More to the point, I’m not sure why Walsh assumes that only the “cream of the crop” will be successful “multiple threats.” Every journalist from here on out will need to learn multiple new skills to be able to survive in the new media landscape. Again, I don’t see why a little more basic journalistic multitasking can’t be a part of the average journalist’s arsenal.
And what if the “staff we have” comment is true. Why do things have to stay that way? What if journalism schools started training their students to become “multiple threats,” and newspapers changed the way they work (in the ways I suggest in this post or otherwise) to both take advantage of these new journalists and retrain current ones? Maybe there would be issues of “barriers of concentration, time management and perhaps left-brain-vs.-right-brain function,” as Walsh says. Or maybe if editors were trained differently from the beginning and newsrooms empowered all editors instead of segregating them according to narrow different tasks, we’d find that it’s possible after all. I don’t know. But I do know that “that’s the way it is” isn’t going to cut it much longer.
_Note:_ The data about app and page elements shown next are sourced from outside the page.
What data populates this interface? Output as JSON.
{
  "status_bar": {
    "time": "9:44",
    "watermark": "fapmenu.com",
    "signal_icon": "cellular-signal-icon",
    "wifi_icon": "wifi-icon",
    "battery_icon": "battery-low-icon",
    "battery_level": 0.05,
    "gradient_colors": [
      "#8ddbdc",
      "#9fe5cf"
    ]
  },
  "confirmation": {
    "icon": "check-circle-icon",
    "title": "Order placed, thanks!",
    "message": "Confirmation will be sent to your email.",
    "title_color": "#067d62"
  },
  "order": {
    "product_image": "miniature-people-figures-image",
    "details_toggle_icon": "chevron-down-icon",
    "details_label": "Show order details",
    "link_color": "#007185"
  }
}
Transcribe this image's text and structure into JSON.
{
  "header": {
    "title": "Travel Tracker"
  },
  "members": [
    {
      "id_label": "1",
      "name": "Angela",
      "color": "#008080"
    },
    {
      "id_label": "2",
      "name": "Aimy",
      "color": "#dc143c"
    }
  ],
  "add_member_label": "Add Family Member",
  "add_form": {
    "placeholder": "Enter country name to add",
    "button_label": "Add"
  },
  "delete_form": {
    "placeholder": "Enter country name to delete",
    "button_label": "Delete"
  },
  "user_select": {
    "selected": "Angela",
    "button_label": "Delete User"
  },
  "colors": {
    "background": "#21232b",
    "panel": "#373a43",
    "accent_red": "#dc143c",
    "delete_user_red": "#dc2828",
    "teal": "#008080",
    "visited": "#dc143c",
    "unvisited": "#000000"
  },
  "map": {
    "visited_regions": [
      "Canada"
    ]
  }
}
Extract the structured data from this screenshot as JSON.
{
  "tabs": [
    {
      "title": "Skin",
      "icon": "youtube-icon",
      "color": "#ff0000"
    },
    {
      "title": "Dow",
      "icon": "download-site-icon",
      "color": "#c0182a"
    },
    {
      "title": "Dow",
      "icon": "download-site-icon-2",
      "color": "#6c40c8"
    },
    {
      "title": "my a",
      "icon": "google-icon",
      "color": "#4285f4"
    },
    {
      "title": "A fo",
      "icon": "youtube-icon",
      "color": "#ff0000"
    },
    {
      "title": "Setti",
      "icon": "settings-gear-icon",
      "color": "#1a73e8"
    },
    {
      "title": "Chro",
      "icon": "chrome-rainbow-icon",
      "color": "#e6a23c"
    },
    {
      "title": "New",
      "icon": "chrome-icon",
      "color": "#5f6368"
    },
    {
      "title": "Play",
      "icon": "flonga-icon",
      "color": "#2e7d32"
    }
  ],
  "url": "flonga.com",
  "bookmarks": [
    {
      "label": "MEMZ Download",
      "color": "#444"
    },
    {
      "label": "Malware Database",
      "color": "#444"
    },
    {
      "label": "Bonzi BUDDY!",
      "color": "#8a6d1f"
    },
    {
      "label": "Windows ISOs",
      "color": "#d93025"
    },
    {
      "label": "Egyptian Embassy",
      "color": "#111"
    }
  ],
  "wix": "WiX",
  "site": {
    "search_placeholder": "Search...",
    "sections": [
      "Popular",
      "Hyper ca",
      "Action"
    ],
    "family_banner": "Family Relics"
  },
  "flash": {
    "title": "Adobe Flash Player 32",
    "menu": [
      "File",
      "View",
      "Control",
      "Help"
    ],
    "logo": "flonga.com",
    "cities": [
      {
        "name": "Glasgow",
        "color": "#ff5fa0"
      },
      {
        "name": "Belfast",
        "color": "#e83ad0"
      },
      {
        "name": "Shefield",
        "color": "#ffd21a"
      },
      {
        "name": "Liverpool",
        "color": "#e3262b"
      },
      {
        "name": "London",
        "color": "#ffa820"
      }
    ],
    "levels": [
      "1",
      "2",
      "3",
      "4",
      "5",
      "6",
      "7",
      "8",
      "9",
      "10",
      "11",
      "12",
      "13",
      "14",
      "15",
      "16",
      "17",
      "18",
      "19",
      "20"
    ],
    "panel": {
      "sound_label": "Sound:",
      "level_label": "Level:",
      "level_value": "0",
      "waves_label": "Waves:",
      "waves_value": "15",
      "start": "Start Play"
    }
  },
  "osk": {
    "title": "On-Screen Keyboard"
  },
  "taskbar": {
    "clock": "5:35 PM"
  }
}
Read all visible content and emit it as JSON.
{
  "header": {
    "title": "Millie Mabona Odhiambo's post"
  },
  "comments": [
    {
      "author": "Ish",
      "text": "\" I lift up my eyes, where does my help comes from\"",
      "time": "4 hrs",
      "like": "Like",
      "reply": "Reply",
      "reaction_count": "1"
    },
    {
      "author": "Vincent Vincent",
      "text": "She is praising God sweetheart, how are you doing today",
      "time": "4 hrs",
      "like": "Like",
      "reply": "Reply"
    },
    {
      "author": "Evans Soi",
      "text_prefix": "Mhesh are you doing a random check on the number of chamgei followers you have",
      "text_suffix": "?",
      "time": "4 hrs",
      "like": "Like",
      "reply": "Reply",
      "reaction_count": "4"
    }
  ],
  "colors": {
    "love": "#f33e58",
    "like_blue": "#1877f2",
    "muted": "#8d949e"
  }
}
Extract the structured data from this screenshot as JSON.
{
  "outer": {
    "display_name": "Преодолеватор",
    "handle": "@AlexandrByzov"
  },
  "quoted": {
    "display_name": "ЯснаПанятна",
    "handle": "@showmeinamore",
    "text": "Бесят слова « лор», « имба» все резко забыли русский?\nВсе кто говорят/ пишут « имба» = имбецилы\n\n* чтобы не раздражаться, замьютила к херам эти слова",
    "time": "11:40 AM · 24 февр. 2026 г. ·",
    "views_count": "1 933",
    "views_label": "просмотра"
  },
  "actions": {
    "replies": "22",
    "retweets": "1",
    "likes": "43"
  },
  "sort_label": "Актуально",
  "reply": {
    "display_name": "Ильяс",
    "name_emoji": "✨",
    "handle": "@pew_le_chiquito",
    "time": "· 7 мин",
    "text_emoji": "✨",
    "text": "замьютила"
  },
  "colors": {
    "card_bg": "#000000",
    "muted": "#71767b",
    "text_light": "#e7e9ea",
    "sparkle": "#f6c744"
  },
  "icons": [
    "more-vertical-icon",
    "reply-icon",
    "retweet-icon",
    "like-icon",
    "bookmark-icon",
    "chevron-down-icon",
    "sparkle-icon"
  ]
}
UPDATE II: Nancy Nall has a similar take. After recounting an example of unedited copy from back in the day, she writes:
Not all reporters are this bad. But more are than you might think. In my experience, the number who check spelling, style, grammar, facts or anything else dwindle by the day. Their mantra is: That’s the desk’s job.
Okay, fine. Maybe that’s the way it is. The answer isn’t to throw up your hands and tell your shareholders, “Sorry, we can’t change the way we work because reporters are lazy and that’s the way things are.” (And no, newspapers ideally shouldn’t be worrying about shareholders and quarterly earnings. But until more papers are taken private or go the St. Pete Times/Poynter route, that’s the reality.)
Instead, start telling reporters that this attitude is no longer tenable or acceptable and that they have to change their damn mantra. And if you actually do change the desk’s job, in ways suggested above or otherwise, then you have that much more weight behind you when you tell reporters the old way isn’t how it’s going to work anymore. If you tell any one part of the paper to change on its own, that probably won’t work. But if it’s part of a larger process where everybody’s roles shift and their responsibilities increase, it’s doable.
I also like how Nall casually says, “For my money, you could can one-third to one-half the designers at any given newspaper.” So to recap: reporters are lazy and worthless, half the designers are useless — but the copy desk must stay exactly as it is!